On March 22, President Donald Trump announced that he signed into law a $1.3 trillion budget that he said will help further his goals of border protection and immigration reform.
As part of the budget, the president allocated $1.57 billion for new construction of the border wall and replace any existing fencing that may be broken; $703 million in additional funding for Immigration and Customs Enforcement (ICE), a 10% increase; and $505 million for the Department of Justice’s Executive Office for Immigration Review, with additional funding for new immigration judges.
But in an article from The Washington Times, Republicans complained the budget did not address Deferred Action for Childhood Arrivals (DACA) while Democrats crowed that the president did not get everything he wanted in regards to border security and immigration enforcement. According to the article, the Democrats inserted language into the budget that only revamped the existing fence along the border, and stopped funding for 500 more Border Patrol agents or 1,000 new ICE officers who were going to be part of the president’s “deportation force.”
Still, those who should have been happy with the Democrats’ changes to the budget were not. The all-Democrat Congressional Hispanic Caucus was quoted as saying that the budget “would fund Trump’s border wall and mass deportation force.”
The American Immigration Lawyers Association (AILA)also expressed disappointment with the budget. AILA President Annaluisa Padilla was unhappy with the fact that the budget did not address the issue of protecting DACA recipients from deportation, while Benjamin Johnson, the group’s executive director, added that the money will go into “the Trump administration’s deportation machine and will result in increased indiscriminate enforcement tactics, tearing American families apart.”
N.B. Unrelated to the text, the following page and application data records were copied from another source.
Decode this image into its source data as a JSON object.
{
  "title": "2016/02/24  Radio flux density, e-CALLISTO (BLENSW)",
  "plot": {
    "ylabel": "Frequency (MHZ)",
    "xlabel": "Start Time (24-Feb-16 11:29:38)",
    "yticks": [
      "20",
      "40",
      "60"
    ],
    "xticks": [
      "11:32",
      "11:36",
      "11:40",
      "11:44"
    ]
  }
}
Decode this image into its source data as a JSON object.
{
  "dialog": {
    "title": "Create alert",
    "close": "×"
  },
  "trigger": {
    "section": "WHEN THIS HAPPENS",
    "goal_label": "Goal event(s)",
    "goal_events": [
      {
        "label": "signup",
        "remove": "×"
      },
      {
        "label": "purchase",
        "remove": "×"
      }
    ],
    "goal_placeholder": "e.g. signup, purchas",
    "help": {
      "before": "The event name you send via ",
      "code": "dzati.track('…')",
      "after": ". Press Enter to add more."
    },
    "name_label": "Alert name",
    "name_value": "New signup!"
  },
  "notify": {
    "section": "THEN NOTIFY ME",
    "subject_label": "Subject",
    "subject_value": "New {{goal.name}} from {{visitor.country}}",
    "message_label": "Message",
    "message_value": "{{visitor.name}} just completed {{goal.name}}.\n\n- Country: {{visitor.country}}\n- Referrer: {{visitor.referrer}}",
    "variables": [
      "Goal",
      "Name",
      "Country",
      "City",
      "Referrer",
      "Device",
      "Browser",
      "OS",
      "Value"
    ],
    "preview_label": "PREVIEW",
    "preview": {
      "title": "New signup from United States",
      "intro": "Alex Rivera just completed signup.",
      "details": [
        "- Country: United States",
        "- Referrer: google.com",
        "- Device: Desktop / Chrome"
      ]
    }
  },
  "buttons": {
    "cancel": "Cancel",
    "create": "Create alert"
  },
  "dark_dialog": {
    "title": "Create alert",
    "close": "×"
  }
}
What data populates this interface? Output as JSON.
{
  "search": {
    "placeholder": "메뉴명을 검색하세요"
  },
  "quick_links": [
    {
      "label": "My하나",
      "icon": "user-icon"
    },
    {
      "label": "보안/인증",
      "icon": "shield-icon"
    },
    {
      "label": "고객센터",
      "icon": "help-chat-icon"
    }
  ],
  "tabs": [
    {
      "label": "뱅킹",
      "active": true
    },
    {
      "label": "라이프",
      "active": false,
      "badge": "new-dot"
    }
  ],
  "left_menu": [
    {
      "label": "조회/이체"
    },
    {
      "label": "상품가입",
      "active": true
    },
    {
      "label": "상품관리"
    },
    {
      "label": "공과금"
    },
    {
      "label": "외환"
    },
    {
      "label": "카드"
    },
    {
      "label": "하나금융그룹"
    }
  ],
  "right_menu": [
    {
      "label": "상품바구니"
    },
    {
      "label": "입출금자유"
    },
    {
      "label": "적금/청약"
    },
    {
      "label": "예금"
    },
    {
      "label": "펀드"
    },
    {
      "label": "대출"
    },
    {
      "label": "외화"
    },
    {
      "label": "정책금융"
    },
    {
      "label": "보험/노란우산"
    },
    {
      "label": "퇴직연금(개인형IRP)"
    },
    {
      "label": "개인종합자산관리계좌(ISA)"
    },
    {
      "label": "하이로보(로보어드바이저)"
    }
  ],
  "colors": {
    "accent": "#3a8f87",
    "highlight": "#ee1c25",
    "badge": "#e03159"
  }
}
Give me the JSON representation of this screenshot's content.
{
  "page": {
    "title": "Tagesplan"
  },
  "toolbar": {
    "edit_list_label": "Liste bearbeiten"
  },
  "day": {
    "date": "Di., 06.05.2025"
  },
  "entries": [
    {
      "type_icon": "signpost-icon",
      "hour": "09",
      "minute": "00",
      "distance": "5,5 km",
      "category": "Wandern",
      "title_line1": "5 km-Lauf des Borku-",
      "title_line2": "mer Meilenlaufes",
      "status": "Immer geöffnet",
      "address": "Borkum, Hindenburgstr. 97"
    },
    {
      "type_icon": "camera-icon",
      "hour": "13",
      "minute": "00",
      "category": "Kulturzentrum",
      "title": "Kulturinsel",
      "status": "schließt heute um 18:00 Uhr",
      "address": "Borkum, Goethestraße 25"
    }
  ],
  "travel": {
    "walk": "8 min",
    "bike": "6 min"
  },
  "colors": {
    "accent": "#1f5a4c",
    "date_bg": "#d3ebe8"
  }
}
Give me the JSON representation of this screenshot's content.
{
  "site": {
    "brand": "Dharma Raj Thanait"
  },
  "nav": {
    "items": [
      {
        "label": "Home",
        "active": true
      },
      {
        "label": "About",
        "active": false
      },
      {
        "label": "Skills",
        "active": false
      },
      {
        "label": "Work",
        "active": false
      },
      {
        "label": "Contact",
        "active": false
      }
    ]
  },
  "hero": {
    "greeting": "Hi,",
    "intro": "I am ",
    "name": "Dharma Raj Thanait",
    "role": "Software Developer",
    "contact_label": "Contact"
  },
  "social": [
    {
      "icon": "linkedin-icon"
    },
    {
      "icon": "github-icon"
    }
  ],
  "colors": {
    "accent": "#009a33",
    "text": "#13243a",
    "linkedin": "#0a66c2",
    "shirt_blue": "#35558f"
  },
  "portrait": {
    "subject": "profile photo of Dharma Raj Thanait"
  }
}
With immigration policies transforming rapidly under the Trump administration, it is now more important than ever for non-citizens to know their legal rights and available pathways to legal residence or citizenship. If you are concerned about the legal status of yourself or your loved ones and are seeking guidance on your immigration matter, contact the experienced New York immigration lawyers at Bretz & Coven, LLP. With two immigration law offices located in New York, New York and Clark, New Jersey, the firm’s attorneys are available to provide non-citizens in the tri-state area the legal representation they need. For more information or to schedule a consultation, call (212) 267-2555 or fill out our contact form.